------ Records provided ------
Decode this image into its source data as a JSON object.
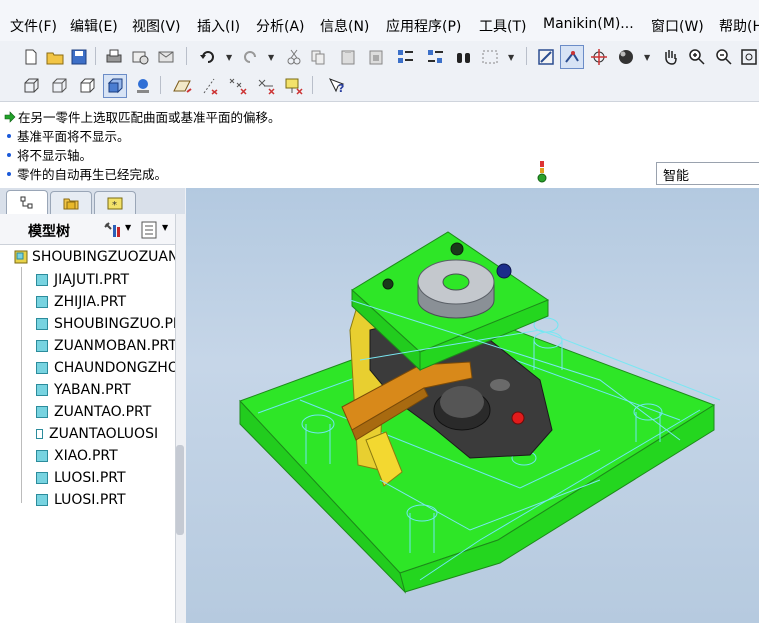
{
  "menu": [
    "文件(F)",
    "编辑(E)",
    "视图(V)",
    "插入(I)",
    "分析(A)",
    "信息(N)",
    "应用程序(P)",
    "工具(T)",
    "Manikin(M)...",
    "窗口(W)",
    "帮助(H)"
  ],
  "toolbar1_icons": [
    "new-file-icon",
    "open-folder-icon",
    "save-icon",
    "print-icon",
    "send-mail-icon",
    "mail-icon",
    "undo-icon",
    "redo-icon",
    "cut-icon",
    "copy-icon",
    "paste-icon",
    "paste-special-icon",
    "regenerate-icon",
    "regen-manager-icon",
    "find-icon",
    "select-box-icon",
    "refit-view-icon",
    "datum-display-icon",
    "spin-center-icon",
    "sphere-icon",
    "pan-hand-icon",
    "zoom-in-icon",
    "zoom-out-icon",
    "zoom-fit-icon"
  ],
  "toolbar2_icons": [
    "wireframe-icon",
    "hidden-line-icon",
    "no-hidden-icon",
    "shading-icon",
    "appearance-icon",
    "plane-display-icon",
    "axis-display-icon",
    "point-display-icon",
    "csys-display-icon",
    "annotation-display-icon",
    "context-help-icon"
  ],
  "messages": [
    {
      "type": "arrow",
      "text": "在另一零件上选取匹配曲面或基准平面的偏移。"
    },
    {
      "type": "bullet",
      "text": "基准平面将不显示。"
    },
    {
      "type": "bullet",
      "text": "将不显示轴。"
    },
    {
      "type": "bullet",
      "text": "零件的自动再生已经完成。"
    }
  ],
  "filter": {
    "value": "智能"
  },
  "left_tabs": [
    "model-tree-tab",
    "folder-browser-tab",
    "favorites-tab"
  ],
  "tree": {
    "title": "模型树",
    "root": "SHOUBINGZUOZUAN",
    "items": [
      "JIAJUTI.PRT",
      "ZHIJIA.PRT",
      "SHOUBINGZUO.PRT",
      "ZUANMOBAN.PRT",
      "CHAUNDONGZHOU",
      "YABAN.PRT",
      "ZUANTAO.PRT",
      "ZUANTAOLUOSI",
      "XIAO.PRT",
      "LUOSI.PRT",
      "LUOSI.PRT"
    ]
  },
  "colors": {
    "accent_green": "#33ee2a",
    "bushing_gray": "#b9bdc2",
    "handle_orange": "#d88a14",
    "link_dark": "#3d3d3d",
    "background_blue": "#b8cbe0"
  }
}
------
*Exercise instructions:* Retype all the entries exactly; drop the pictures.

*Expected output:*
Decode this image into its source data as a JSON object.
{
  "menu": [
    "文件(F)",
    "编辑(E)",
    "视图(V)",
    "插入(I)",
    "分析(A)",
    "信息(N)",
    "应用程序(P)",
    "工具(T)",
    "Manikin(M)...",
    "窗口(W)",
    "帮助(H)"
  ],
  "toolbar1_icons": [
    "new-file-icon",
    "open-folder-icon",
    "save-icon",
    "print-icon",
    "send-mail-icon",
    "mail-icon",
    "undo-icon",
    "redo-icon",
    "cut-icon",
    "copy-icon",
    "paste-icon",
    "paste-special-icon",
    "regenerate-icon",
    "regen-manager-icon",
    "find-icon",
    "select-box-icon",
    "refit-view-icon",
    "datum-display-icon",
    "spin-center-icon",
    "sphere-icon",
    "pan-hand-icon",
    "zoom-in-icon",
    "zoom-out-icon",
    "zoom-fit-icon"
  ],
  "toolbar2_icons": [
    "wireframe-icon",
    "hidden-line-icon",
    "no-hidden-icon",
    "shading-icon",
    "appearance-icon",
    "plane-display-icon",
    "axis-display-icon",
    "point-display-icon",
    "csys-display-icon",
    "annotation-display-icon",
    "context-help-icon"
  ],
  "messages": [
    {
      "type": "arrow",
      "text": "在另一零件上选取匹配曲面或基准平面的偏移。"
    },
    {
      "type": "bullet",
      "text": "基准平面将不显示。"
    },
    {
      "type": "bullet",
      "text": "将不显示轴。"
    },
    {
      "type": "bullet",
      "text": "零件的自动再生已经完成。"
    }
  ],
  "filter": {
    "value": "智能"
  },
  "left_tabs": [
    "model-tree-tab",
    "folder-browser-tab",
    "favorites-tab"
  ],
  "tree": {
    "title": "模型树",
    "root": "SHOUBINGZUOZUAN",
    "items": [
      "JIAJUTI.PRT",
      "ZHIJIA.PRT",
      "SHOUBINGZUO.PRT",
      "ZUANMOBAN.PRT",
      "CHAUNDONGZHOU",
      "YABAN.PRT",
      "ZUANTAO.PRT",
      "ZUANTAOLUOSI",
      "XIAO.PRT",
      "LUOSI.PRT",
      "LUOSI.PRT"
    ]
  },
  "colors": {
    "accent_green": "#33ee2a",
    "bushing_gray": "#b9bdc2",
    "handle_orange": "#d88a14",
    "link_dark": "#3d3d3d",
    "background_blue": "#b8cbe0"
  }
}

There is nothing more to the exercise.